America a 'reliable partner'
Ukraine has become a somewhat surprisingly prominent issue in the American election. That's due in part to Donald Trump's former campaign chairman, Paul Manafort, who has served as an adviser to former Ukrainian President Viktor Yanukovych, who fled office in 2014 after massive protests in the country.
It was recently announced that Ukraine's anti-corruption bureau is investigating Manafort and whether he received millions in potentially illegal cash payments from the country's former ruling party. The announcement of the investigation followed an August 14 report published by The New York Times, which first revealed that Ukrainian investigators had found Manafort's name included in an off-the-books, handwritten ledger detailing a series of secret payments -- among them, a $12.7 million payout to Manafort.
He has denied the details in the report, saying, "I have never received a single 'off-the-books cash payment' as falsely 'reported' by The New York Times, nor have I never done work for the governments of Ukraine or Russia."
Poroshenko would not comment on the specifics of the case, but pledged that any possible charges -- against Manafort or anyone else -- would only come after a "transparent and independent investigation."

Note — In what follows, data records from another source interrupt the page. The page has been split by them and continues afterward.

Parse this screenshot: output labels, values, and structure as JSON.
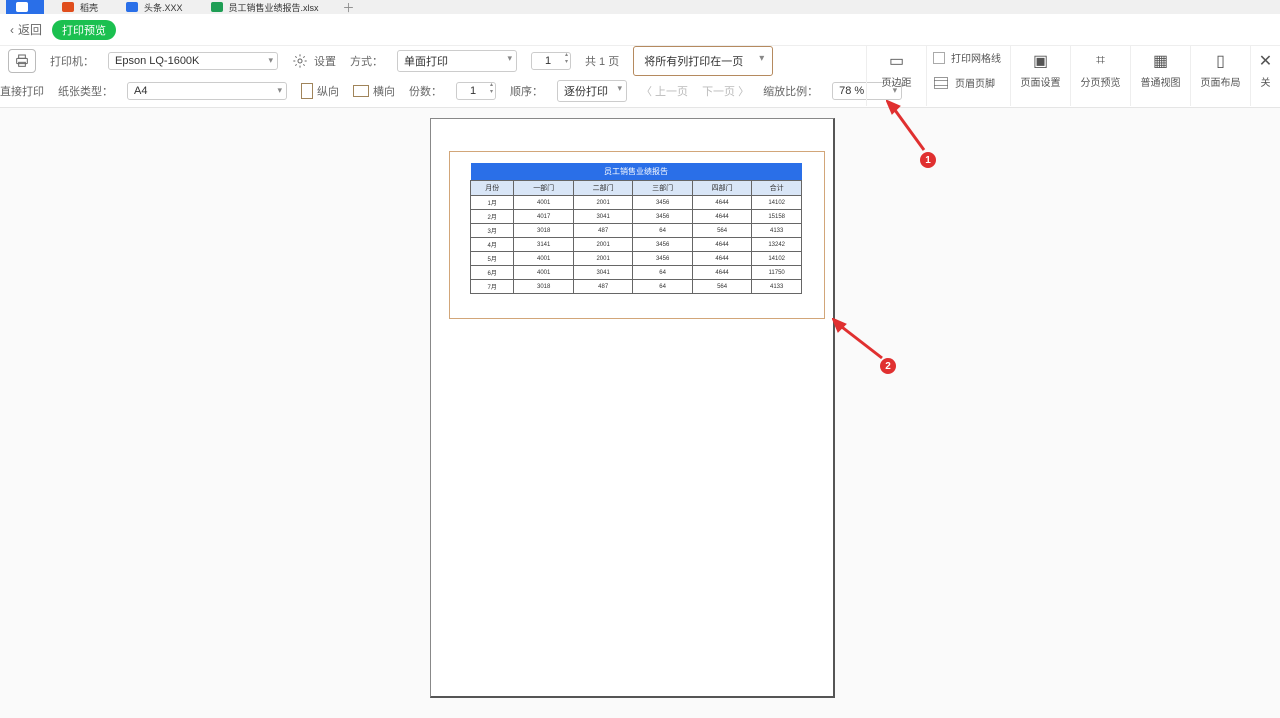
{
  "tabs": {
    "t1": "",
    "t2": "稻壳",
    "t3": "头条.XXX",
    "t4": "员工销售业绩报告.xlsx"
  },
  "back": {
    "label": "返回",
    "badge": "打印预览"
  },
  "row1": {
    "printer_lbl": "打印机：",
    "printer": "Epson LQ-1600K",
    "settings": "设置",
    "mode_lbl": "方式：",
    "mode": "单面打印",
    "copies": "1",
    "pages_lbl": "共 1 页",
    "scale_option": "将所有列打印在一页"
  },
  "row2": {
    "direct_lbl": "直接打印",
    "paper_lbl": "纸张类型：",
    "paper": "A4",
    "portrait": "纵向",
    "landscape": "横向",
    "copies_lbl": "份数：",
    "copies": "1",
    "order_lbl": "顺序：",
    "order": "逐份打印",
    "prev": "〈 上一页",
    "next": "下一页 〉",
    "zoom_lbl": "缩放比例：",
    "zoom": "78 %"
  },
  "right": {
    "c1": {
      "ic": "▭",
      "tx": "页边距"
    },
    "c1b": {
      "tx1": "打印网格线",
      "tx2": "页眉页脚"
    },
    "c2": {
      "ic": "▣",
      "tx": "页面设置"
    },
    "c3": {
      "ic": "⌗",
      "tx": "分页预览"
    },
    "c4": {
      "ic": "▦",
      "tx": "普通视图"
    },
    "c5": {
      "ic": "▯",
      "tx": "页面布局"
    },
    "c6": {
      "ic": "✕",
      "tx": "关"
    }
  },
  "chart_data": {
    "type": "table",
    "title": "员工销售业绩报告",
    "headers": [
      "月份",
      "一部门",
      "二部门",
      "三部门",
      "四部门",
      "合计"
    ],
    "rows": [
      [
        "1月",
        "4001",
        "2001",
        "3456",
        "4644",
        "14102"
      ],
      [
        "2月",
        "4017",
        "3041",
        "3456",
        "4644",
        "15158"
      ],
      [
        "3月",
        "3018",
        "487",
        "64",
        "564",
        "4133"
      ],
      [
        "4月",
        "3141",
        "2001",
        "3456",
        "4644",
        "13242"
      ],
      [
        "5月",
        "4001",
        "2001",
        "3456",
        "4644",
        "14102"
      ],
      [
        "6月",
        "4001",
        "3041",
        "64",
        "4644",
        "11750"
      ],
      [
        "7月",
        "3018",
        "487",
        "64",
        "564",
        "4133"
      ]
    ]
  },
  "anno": {
    "n1": "1",
    "n2": "2"
  }
}
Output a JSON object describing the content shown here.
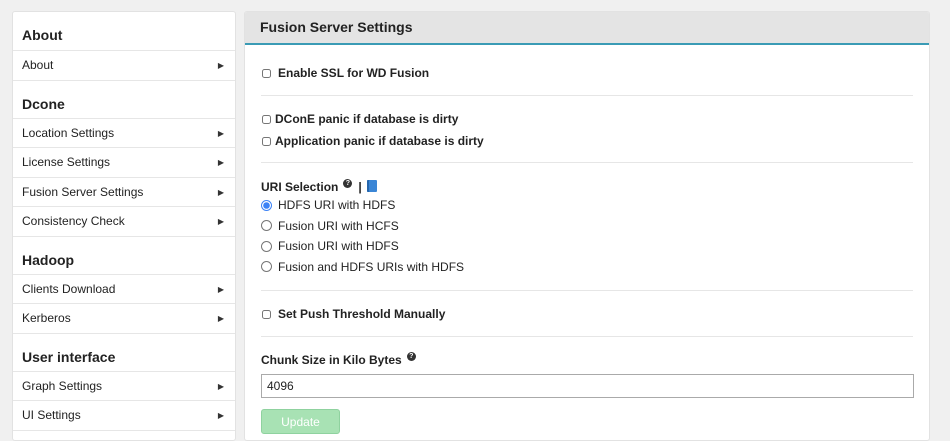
{
  "sidebar": {
    "sections": [
      {
        "heading": "About",
        "items": [
          {
            "label": "About"
          }
        ]
      },
      {
        "heading": "Dcone",
        "items": [
          {
            "label": "Location Settings"
          },
          {
            "label": "License Settings"
          },
          {
            "label": "Fusion Server Settings"
          },
          {
            "label": "Consistency Check"
          }
        ]
      },
      {
        "heading": "Hadoop",
        "items": [
          {
            "label": "Clients Download"
          },
          {
            "label": "Kerberos"
          }
        ]
      },
      {
        "heading": "User interface",
        "items": [
          {
            "label": "Graph Settings"
          },
          {
            "label": "UI Settings"
          }
        ]
      }
    ],
    "arrow_icon": "triangle-right-icon"
  },
  "panel": {
    "title": "Fusion Server Settings",
    "ssl": {
      "label": "Enable SSL for WD Fusion",
      "checked": false
    },
    "dcone_panic": {
      "label": "DConE panic if database is dirty",
      "checked": false
    },
    "app_panic": {
      "label": "Application panic if database is dirty",
      "checked": false
    },
    "uri": {
      "label": "URI Selection",
      "help_icon": "help-icon",
      "separator": "|",
      "doc_icon": "book-icon",
      "options": [
        {
          "label": "HDFS URI with HDFS",
          "selected": true
        },
        {
          "label": "Fusion URI with HCFS",
          "selected": false
        },
        {
          "label": "Fusion URI with HDFS",
          "selected": false
        },
        {
          "label": "Fusion and HDFS URIs with HDFS",
          "selected": false
        }
      ]
    },
    "push_threshold": {
      "label": "Set Push Threshold Manually",
      "checked": false
    },
    "chunk": {
      "label": "Chunk Size in Kilo Bytes",
      "help_icon": "help-icon",
      "value": "4096"
    },
    "update_label": "Update",
    "accent_color": "#3a9bb5",
    "update_button_color": "#a8e2b4"
  }
}
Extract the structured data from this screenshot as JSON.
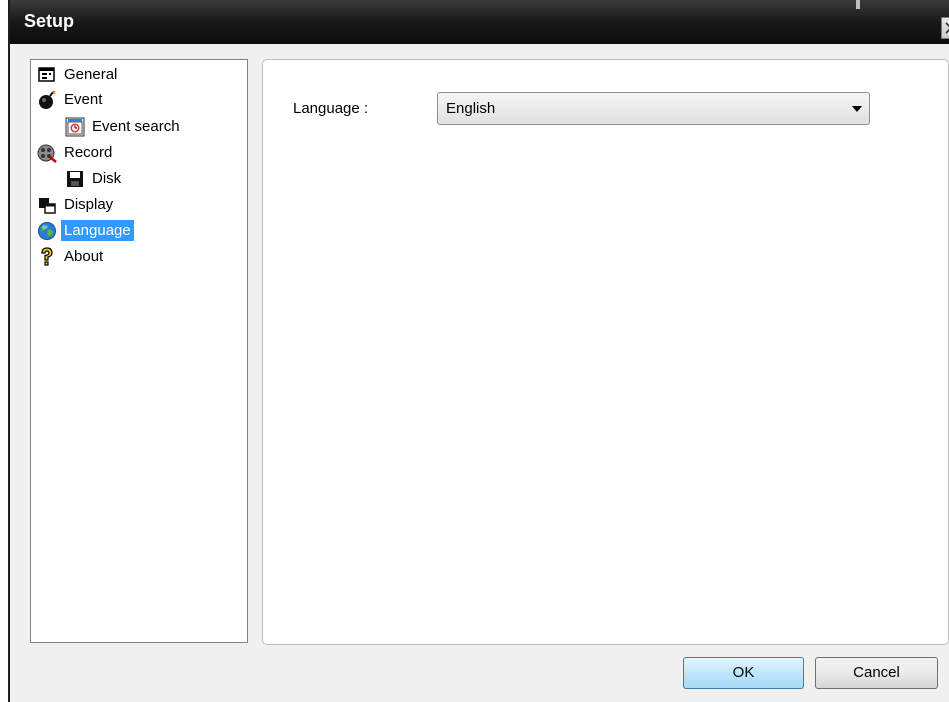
{
  "window": {
    "title": "Setup"
  },
  "tree": {
    "items": [
      {
        "label": "General",
        "icon": "general-icon",
        "level": 0,
        "selected": false
      },
      {
        "label": "Event",
        "icon": "event-bomb-icon",
        "level": 0,
        "selected": false
      },
      {
        "label": "Event search",
        "icon": "event-search-icon",
        "level": 1,
        "selected": false
      },
      {
        "label": "Record",
        "icon": "record-icon",
        "level": 0,
        "selected": false
      },
      {
        "label": "Disk",
        "icon": "disk-icon",
        "level": 1,
        "selected": false
      },
      {
        "label": "Display",
        "icon": "display-icon",
        "level": 0,
        "selected": false
      },
      {
        "label": "Language",
        "icon": "globe-icon",
        "level": 0,
        "selected": true
      },
      {
        "label": "About",
        "icon": "question-icon",
        "level": 0,
        "selected": false
      }
    ]
  },
  "language": {
    "label": "Language :",
    "selected": "English"
  },
  "buttons": {
    "ok": "OK",
    "cancel": "Cancel"
  },
  "colors": {
    "selection": "#3399ff",
    "title_bar": "#161616",
    "dialog_bg": "#f0f0f0"
  }
}
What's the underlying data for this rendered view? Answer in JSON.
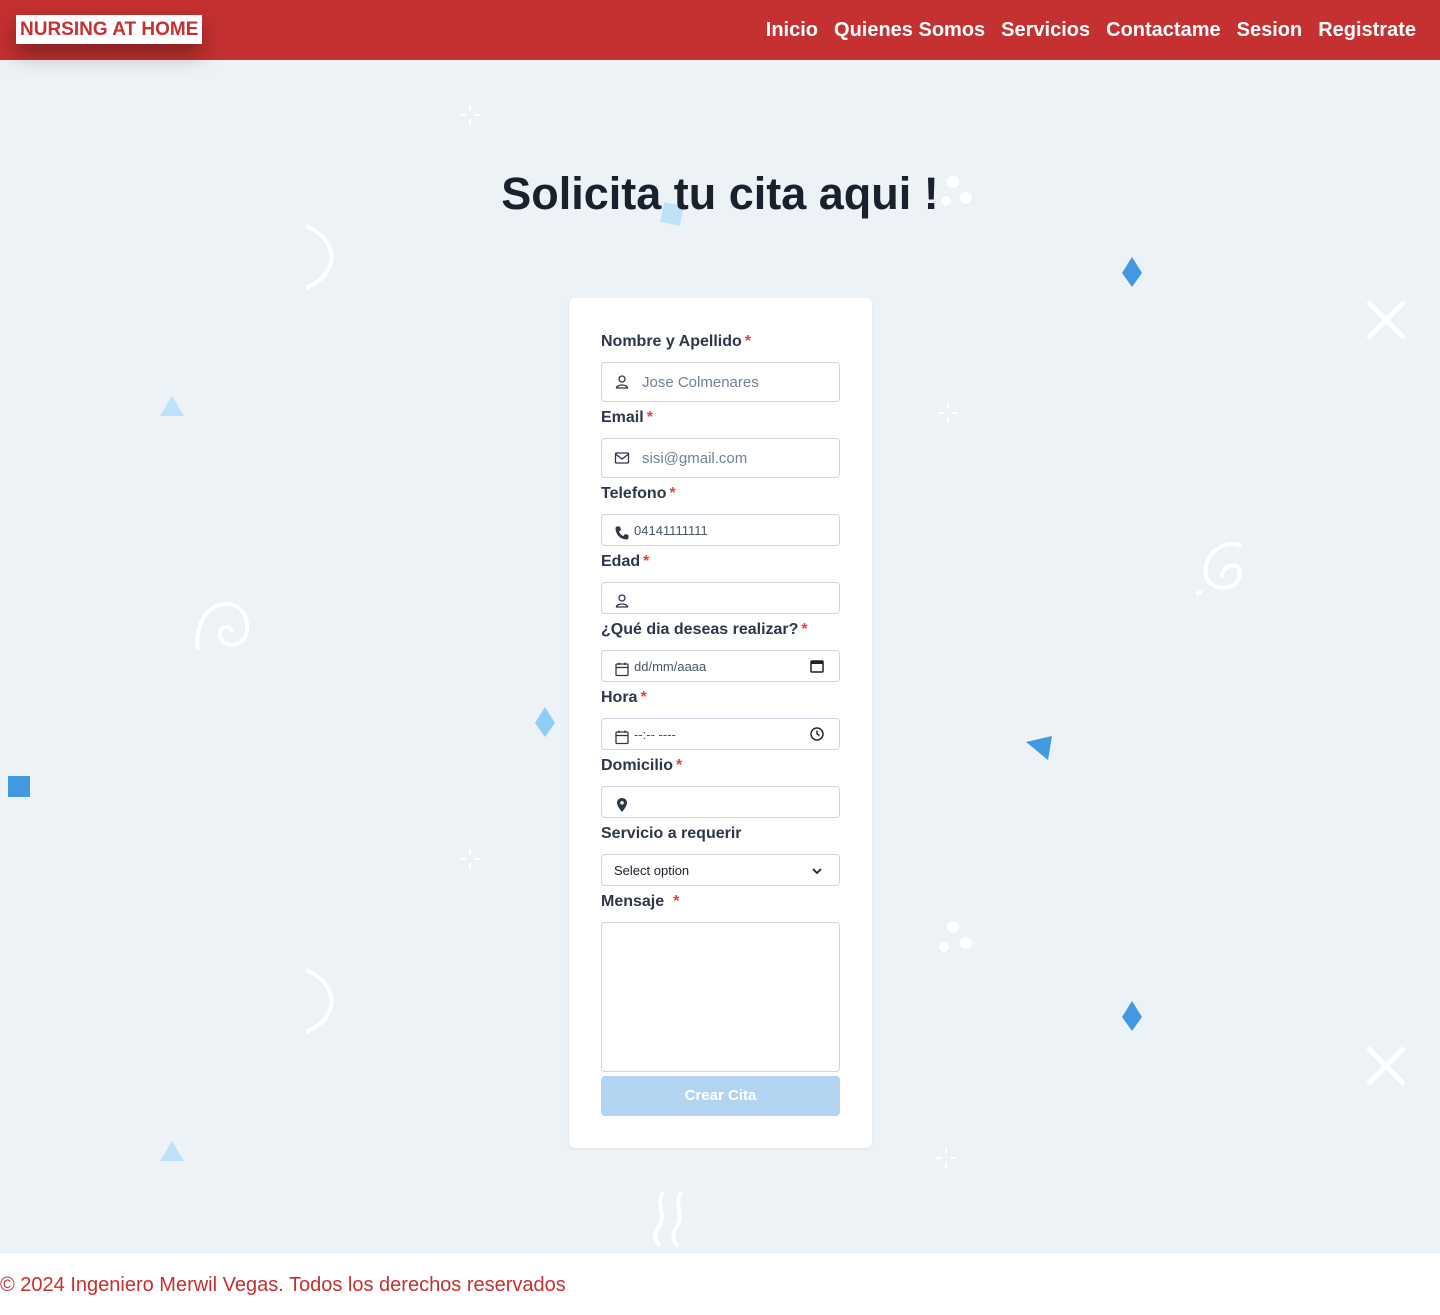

Trump, too, has stirred controversy with his statements on Russia. The Republican presidential nominee has been criticized for his comments expressing openness to recognizing Russia's annexation of Crimea, and has called on the Russian government to share emails it possibly hacked from Democratic nominee Hillary Clinton and drawn rebukes from critics who say he's soft on a traditional US adversary.
"I have no doubt that we will have bipartisan support after the presidential election," Poroshenko said. "And I count on the responsible choice of the American people, no matter it would be Republican or Democrat."
Read the full article here